The government will sell 150 billion yuan ($24 billion) of bonds this year to help build railways mainly in the central and western regions, the State Council said in a statement after a meeting led by Premier Li Keqiang. Authorities will also create a development fund of 200 billion yuan to 300 billion yuan a year to increase sources of rail financing.
The Shanghai index is valued at 7.5 times 12-month projected earnings, compared with the five-year average multiple of 12.1, according to data compiled by Bloomberg. Trading volumes were 3.9 percent above the 30-day average today.
MSCI Inc.’s plan to add China’s domestic shares to its global indexes is drawing opposition from Templeton Emerging Markets Group and Coutts & Co.
The proposal is a “very bad idea and will make the indices increasingly irrelevant,” Mark Mobius, who oversees about $50 billion as executive chairman of Templeton Emerging Markets, said in an e-mail. The shares shouldn’t be included because of limited quotas for overseas investors and an uncertain tax regime, said Kenneth Sue, head of products & services for Asia at Coutts, which counts Queen Elizabeth II among its clients.
MSCI, whose indexes are used to measure performance by money managers with an estimated $8 trillion of assets, is consulting with investors on its China plan as the world’s second-largest economy takes steps to open up its $3.3 trillion stock market to foreigners.
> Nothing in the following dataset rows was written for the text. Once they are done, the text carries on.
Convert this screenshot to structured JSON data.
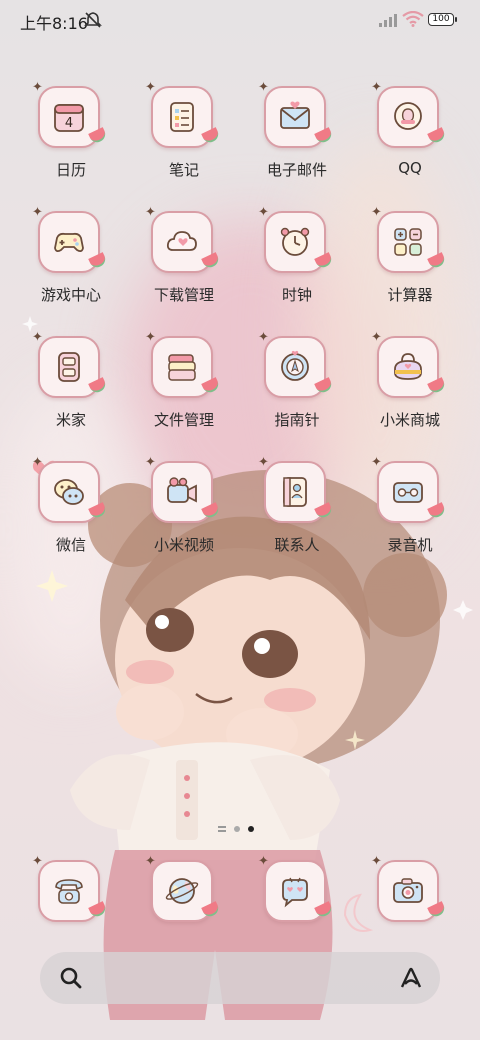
{
  "status_bar": {
    "time": "上午8:16",
    "battery": "100"
  },
  "apps": [
    {
      "label": "日历",
      "icon": "calendar-icon",
      "day": "4"
    },
    {
      "label": "笔记",
      "icon": "notes-icon"
    },
    {
      "label": "电子邮件",
      "icon": "mail-icon"
    },
    {
      "label": "QQ",
      "icon": "qq-icon"
    },
    {
      "label": "游戏中心",
      "icon": "gamepad-icon"
    },
    {
      "label": "下载管理",
      "icon": "cloud-download-icon"
    },
    {
      "label": "时钟",
      "icon": "alarm-clock-icon"
    },
    {
      "label": "计算器",
      "icon": "calculator-icon"
    },
    {
      "label": "米家",
      "icon": "smart-home-icon"
    },
    {
      "label": "文件管理",
      "icon": "folder-icon"
    },
    {
      "label": "指南针",
      "icon": "compass-icon"
    },
    {
      "label": "小米商城",
      "icon": "shopping-bag-icon"
    },
    {
      "label": "微信",
      "icon": "wechat-icon"
    },
    {
      "label": "小米视频",
      "icon": "video-camera-icon"
    },
    {
      "label": "联系人",
      "icon": "contacts-icon"
    },
    {
      "label": "录音机",
      "icon": "recorder-icon"
    }
  ],
  "dock": [
    {
      "icon": "phone-icon"
    },
    {
      "icon": "browser-globe-icon"
    },
    {
      "icon": "message-bubble-icon"
    },
    {
      "icon": "camera-icon"
    }
  ],
  "page_indicator": {
    "pages": 2,
    "active": 2
  },
  "colors": {
    "tile_bg": "#fbf1f1",
    "tile_border": "#d99ea6",
    "accent_pink": "#f07a86"
  }
}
To contact Bloomberg News staff for this story: Zhang Shidong in Shanghai at email@example.com